** EXERCISE AIM **
Please count how many lines below contain the word "handle" and reply with only that number.

Element data from apps and pages:
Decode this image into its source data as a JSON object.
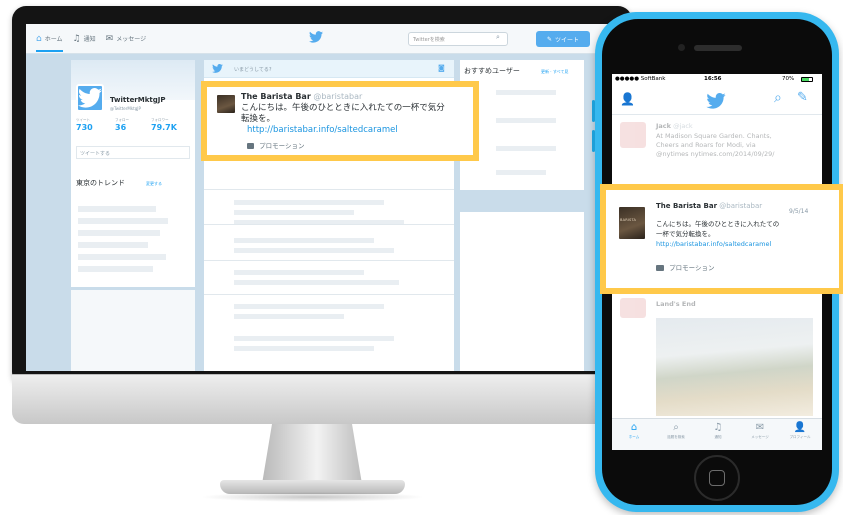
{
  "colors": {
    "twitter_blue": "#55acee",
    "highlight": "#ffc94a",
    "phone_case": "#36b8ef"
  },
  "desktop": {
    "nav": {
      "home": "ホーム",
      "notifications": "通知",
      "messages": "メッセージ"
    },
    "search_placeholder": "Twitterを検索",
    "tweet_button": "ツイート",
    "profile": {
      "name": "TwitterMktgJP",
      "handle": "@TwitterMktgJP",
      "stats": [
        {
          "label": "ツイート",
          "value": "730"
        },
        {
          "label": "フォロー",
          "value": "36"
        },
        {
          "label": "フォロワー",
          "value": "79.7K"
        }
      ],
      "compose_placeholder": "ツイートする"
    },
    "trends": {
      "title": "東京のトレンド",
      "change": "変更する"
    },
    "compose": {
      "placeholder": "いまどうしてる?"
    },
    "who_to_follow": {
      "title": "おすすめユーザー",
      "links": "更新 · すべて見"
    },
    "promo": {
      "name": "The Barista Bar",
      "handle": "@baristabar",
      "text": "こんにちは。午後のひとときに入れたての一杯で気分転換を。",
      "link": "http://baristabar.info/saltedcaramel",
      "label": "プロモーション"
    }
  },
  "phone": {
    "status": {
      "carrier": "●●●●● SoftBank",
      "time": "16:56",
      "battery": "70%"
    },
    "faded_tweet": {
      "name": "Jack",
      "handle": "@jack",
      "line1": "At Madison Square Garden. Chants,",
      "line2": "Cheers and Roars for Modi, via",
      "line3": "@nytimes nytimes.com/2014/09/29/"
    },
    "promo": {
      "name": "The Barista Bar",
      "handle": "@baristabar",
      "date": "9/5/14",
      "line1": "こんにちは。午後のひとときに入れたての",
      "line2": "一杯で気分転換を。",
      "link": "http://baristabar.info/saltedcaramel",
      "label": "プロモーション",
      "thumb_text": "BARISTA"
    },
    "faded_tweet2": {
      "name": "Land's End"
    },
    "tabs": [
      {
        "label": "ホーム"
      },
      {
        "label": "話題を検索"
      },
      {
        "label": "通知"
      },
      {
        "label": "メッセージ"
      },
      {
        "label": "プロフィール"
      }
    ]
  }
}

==

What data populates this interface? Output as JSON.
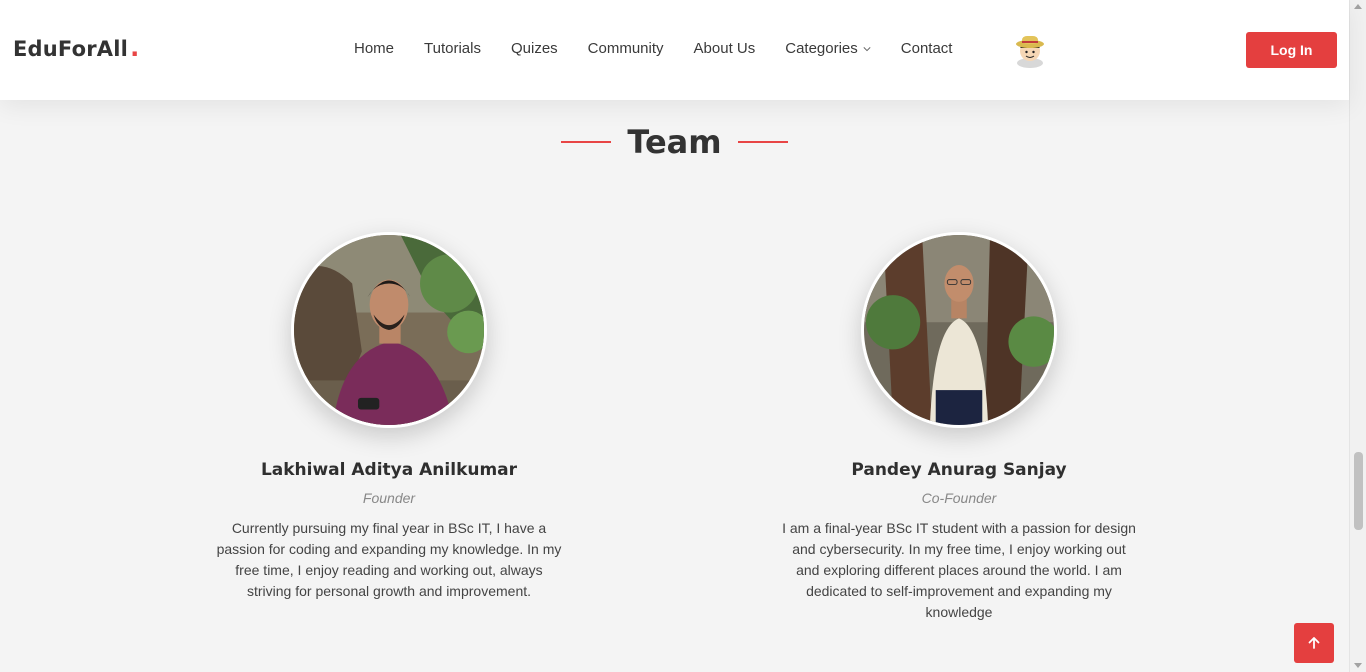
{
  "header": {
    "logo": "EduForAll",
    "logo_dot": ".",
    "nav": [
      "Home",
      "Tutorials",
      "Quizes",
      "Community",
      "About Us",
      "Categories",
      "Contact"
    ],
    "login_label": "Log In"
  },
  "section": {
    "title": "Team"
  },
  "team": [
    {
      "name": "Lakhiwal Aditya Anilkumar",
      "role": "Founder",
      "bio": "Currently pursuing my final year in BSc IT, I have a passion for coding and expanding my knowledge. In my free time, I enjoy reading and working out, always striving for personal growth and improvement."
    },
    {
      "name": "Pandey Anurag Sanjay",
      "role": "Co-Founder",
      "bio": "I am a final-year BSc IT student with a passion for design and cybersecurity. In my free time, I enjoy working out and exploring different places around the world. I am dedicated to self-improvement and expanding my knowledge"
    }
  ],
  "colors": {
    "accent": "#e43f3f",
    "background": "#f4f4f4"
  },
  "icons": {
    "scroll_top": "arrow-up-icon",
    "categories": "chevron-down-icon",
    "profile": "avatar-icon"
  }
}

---

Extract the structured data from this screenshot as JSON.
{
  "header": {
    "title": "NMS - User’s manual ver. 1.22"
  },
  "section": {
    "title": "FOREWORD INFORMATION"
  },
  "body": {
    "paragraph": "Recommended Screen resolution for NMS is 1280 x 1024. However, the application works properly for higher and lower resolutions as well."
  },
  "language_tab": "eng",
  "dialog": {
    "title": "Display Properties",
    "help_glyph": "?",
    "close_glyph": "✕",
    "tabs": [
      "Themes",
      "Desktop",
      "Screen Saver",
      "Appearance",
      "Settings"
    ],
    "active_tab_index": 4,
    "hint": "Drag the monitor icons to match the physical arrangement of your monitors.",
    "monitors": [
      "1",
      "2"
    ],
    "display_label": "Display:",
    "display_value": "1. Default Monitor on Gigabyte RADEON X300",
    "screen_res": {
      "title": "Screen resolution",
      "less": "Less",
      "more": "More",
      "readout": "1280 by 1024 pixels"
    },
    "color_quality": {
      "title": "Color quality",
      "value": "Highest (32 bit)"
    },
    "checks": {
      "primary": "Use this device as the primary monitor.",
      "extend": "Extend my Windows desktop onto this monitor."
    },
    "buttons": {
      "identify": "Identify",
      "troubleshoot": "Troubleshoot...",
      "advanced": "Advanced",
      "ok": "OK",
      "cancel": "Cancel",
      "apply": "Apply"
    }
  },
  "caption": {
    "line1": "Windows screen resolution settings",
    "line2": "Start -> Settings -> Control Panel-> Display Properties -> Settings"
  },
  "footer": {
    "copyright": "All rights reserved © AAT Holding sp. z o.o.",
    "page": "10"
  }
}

** COMPLETED TASK **
4